[Dataset items]
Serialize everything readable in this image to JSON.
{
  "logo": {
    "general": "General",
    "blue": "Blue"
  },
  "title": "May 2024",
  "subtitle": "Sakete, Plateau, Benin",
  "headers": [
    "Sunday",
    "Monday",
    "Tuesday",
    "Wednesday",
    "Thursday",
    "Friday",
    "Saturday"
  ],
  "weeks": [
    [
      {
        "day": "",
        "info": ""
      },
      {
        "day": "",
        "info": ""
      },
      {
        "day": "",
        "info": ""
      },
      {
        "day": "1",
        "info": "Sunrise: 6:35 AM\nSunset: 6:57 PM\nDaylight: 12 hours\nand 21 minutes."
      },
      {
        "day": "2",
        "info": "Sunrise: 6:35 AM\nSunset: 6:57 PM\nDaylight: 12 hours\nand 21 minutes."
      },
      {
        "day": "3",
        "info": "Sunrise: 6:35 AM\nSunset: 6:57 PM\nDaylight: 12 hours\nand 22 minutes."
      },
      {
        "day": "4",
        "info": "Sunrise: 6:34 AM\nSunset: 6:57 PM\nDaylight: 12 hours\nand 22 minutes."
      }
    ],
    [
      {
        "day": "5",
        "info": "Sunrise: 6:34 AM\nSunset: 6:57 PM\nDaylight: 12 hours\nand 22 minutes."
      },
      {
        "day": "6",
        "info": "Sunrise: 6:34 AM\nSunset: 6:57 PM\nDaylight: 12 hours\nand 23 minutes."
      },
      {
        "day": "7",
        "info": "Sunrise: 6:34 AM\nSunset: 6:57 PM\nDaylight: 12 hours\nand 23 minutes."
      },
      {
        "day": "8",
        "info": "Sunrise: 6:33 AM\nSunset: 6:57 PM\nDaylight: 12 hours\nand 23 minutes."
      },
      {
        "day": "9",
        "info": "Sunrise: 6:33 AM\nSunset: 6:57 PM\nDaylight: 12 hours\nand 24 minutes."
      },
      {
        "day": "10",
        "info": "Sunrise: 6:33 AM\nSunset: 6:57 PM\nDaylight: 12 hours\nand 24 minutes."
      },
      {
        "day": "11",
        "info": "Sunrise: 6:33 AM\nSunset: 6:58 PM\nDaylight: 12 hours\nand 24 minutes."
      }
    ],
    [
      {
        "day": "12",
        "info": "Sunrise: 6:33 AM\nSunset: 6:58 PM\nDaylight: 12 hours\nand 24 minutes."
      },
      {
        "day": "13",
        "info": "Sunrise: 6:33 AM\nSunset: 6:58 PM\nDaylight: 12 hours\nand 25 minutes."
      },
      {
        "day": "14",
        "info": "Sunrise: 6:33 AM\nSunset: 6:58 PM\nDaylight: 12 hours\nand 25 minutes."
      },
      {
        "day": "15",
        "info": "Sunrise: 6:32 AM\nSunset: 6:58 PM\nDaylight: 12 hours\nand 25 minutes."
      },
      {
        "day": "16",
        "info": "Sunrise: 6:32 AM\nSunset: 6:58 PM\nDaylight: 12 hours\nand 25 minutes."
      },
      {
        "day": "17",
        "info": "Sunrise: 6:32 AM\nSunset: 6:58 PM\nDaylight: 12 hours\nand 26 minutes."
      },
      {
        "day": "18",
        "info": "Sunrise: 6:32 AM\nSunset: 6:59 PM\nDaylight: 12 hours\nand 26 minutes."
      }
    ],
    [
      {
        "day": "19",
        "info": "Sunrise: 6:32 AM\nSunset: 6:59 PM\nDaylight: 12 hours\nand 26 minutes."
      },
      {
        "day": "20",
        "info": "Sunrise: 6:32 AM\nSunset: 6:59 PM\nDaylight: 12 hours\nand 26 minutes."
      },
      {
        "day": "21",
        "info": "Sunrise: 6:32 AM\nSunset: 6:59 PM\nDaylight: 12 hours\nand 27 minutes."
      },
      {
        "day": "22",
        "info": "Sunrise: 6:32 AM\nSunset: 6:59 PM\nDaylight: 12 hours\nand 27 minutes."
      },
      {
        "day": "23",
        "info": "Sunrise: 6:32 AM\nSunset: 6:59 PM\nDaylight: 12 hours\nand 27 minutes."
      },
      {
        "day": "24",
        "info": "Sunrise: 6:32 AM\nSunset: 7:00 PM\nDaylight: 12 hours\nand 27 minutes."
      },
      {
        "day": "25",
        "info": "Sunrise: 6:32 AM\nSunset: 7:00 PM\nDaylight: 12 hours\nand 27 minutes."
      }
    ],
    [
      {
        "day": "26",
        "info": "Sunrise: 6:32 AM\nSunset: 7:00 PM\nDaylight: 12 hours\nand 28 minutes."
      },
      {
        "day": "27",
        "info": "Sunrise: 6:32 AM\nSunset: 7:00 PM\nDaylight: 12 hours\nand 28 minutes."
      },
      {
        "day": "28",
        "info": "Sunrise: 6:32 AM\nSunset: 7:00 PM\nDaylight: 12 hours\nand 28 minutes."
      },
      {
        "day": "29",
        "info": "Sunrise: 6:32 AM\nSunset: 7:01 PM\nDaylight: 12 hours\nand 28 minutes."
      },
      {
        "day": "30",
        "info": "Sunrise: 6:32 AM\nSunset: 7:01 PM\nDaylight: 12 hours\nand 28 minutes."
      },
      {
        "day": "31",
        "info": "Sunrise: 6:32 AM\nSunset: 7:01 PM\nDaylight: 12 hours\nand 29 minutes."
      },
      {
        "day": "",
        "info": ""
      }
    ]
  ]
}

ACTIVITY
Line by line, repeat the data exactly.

EXPECTED ANSWER
Serialize everything readable in this image to JSON.
{
  "logo": {
    "general": "General",
    "blue": "Blue"
  },
  "title": "May 2024",
  "subtitle": "Sakete, Plateau, Benin",
  "headers": [
    "Sunday",
    "Monday",
    "Tuesday",
    "Wednesday",
    "Thursday",
    "Friday",
    "Saturday"
  ],
  "weeks": [
    [
      {
        "day": "",
        "info": ""
      },
      {
        "day": "",
        "info": ""
      },
      {
        "day": "",
        "info": ""
      },
      {
        "day": "1",
        "info": "Sunrise: 6:35 AM\nSunset: 6:57 PM\nDaylight: 12 hours\nand 21 minutes."
      },
      {
        "day": "2",
        "info": "Sunrise: 6:35 AM\nSunset: 6:57 PM\nDaylight: 12 hours\nand 21 minutes."
      },
      {
        "day": "3",
        "info": "Sunrise: 6:35 AM\nSunset: 6:57 PM\nDaylight: 12 hours\nand 22 minutes."
      },
      {
        "day": "4",
        "info": "Sunrise: 6:34 AM\nSunset: 6:57 PM\nDaylight: 12 hours\nand 22 minutes."
      }
    ],
    [
      {
        "day": "5",
        "info": "Sunrise: 6:34 AM\nSunset: 6:57 PM\nDaylight: 12 hours\nand 22 minutes."
      },
      {
        "day": "6",
        "info": "Sunrise: 6:34 AM\nSunset: 6:57 PM\nDaylight: 12 hours\nand 23 minutes."
      },
      {
        "day": "7",
        "info": "Sunrise: 6:34 AM\nSunset: 6:57 PM\nDaylight: 12 hours\nand 23 minutes."
      },
      {
        "day": "8",
        "info": "Sunrise: 6:33 AM\nSunset: 6:57 PM\nDaylight: 12 hours\nand 23 minutes."
      },
      {
        "day": "9",
        "info": "Sunrise: 6:33 AM\nSunset: 6:57 PM\nDaylight: 12 hours\nand 24 minutes."
      },
      {
        "day": "10",
        "info": "Sunrise: 6:33 AM\nSunset: 6:57 PM\nDaylight: 12 hours\nand 24 minutes."
      },
      {
        "day": "11",
        "info": "Sunrise: 6:33 AM\nSunset: 6:58 PM\nDaylight: 12 hours\nand 24 minutes."
      }
    ],
    [
      {
        "day": "12",
        "info": "Sunrise: 6:33 AM\nSunset: 6:58 PM\nDaylight: 12 hours\nand 24 minutes."
      },
      {
        "day": "13",
        "info": "Sunrise: 6:33 AM\nSunset: 6:58 PM\nDaylight: 12 hours\nand 25 minutes."
      },
      {
        "day": "14",
        "info": "Sunrise: 6:33 AM\nSunset: 6:58 PM\nDaylight: 12 hours\nand 25 minutes."
      },
      {
        "day": "15",
        "info": "Sunrise: 6:32 AM\nSunset: 6:58 PM\nDaylight: 12 hours\nand 25 minutes."
      },
      {
        "day": "16",
        "info": "Sunrise: 6:32 AM\nSunset: 6:58 PM\nDaylight: 12 hours\nand 25 minutes."
      },
      {
        "day": "17",
        "info": "Sunrise: 6:32 AM\nSunset: 6:58 PM\nDaylight: 12 hours\nand 26 minutes."
      },
      {
        "day": "18",
        "info": "Sunrise: 6:32 AM\nSunset: 6:59 PM\nDaylight: 12 hours\nand 26 minutes."
      }
    ],
    [
      {
        "day": "19",
        "info": "Sunrise: 6:32 AM\nSunset: 6:59 PM\nDaylight: 12 hours\nand 26 minutes."
      },
      {
        "day": "20",
        "info": "Sunrise: 6:32 AM\nSunset: 6:59 PM\nDaylight: 12 hours\nand 26 minutes."
      },
      {
        "day": "21",
        "info": "Sunrise: 6:32 AM\nSunset: 6:59 PM\nDaylight: 12 hours\nand 27 minutes."
      },
      {
        "day": "22",
        "info": "Sunrise: 6:32 AM\nSunset: 6:59 PM\nDaylight: 12 hours\nand 27 minutes."
      },
      {
        "day": "23",
        "info": "Sunrise: 6:32 AM\nSunset: 6:59 PM\nDaylight: 12 hours\nand 27 minutes."
      },
      {
        "day": "24",
        "info": "Sunrise: 6:32 AM\nSunset: 7:00 PM\nDaylight: 12 hours\nand 27 minutes."
      },
      {
        "day": "25",
        "info": "Sunrise: 6:32 AM\nSunset: 7:00 PM\nDaylight: 12 hours\nand 27 minutes."
      }
    ],
    [
      {
        "day": "26",
        "info": "Sunrise: 6:32 AM\nSunset: 7:00 PM\nDaylight: 12 hours\nand 28 minutes."
      },
      {
        "day": "27",
        "info": "Sunrise: 6:32 AM\nSunset: 7:00 PM\nDaylight: 12 hours\nand 28 minutes."
      },
      {
        "day": "28",
        "info": "Sunrise: 6:32 AM\nSunset: 7:00 PM\nDaylight: 12 hours\nand 28 minutes."
      },
      {
        "day": "29",
        "info": "Sunrise: 6:32 AM\nSunset: 7:01 PM\nDaylight: 12 hours\nand 28 minutes."
      },
      {
        "day": "30",
        "info": "Sunrise: 6:32 AM\nSunset: 7:01 PM\nDaylight: 12 hours\nand 28 minutes."
      },
      {
        "day": "31",
        "info": "Sunrise: 6:32 AM\nSunset: 7:01 PM\nDaylight: 12 hours\nand 29 minutes."
      },
      {
        "day": "",
        "info": ""
      }
    ]
  ]
}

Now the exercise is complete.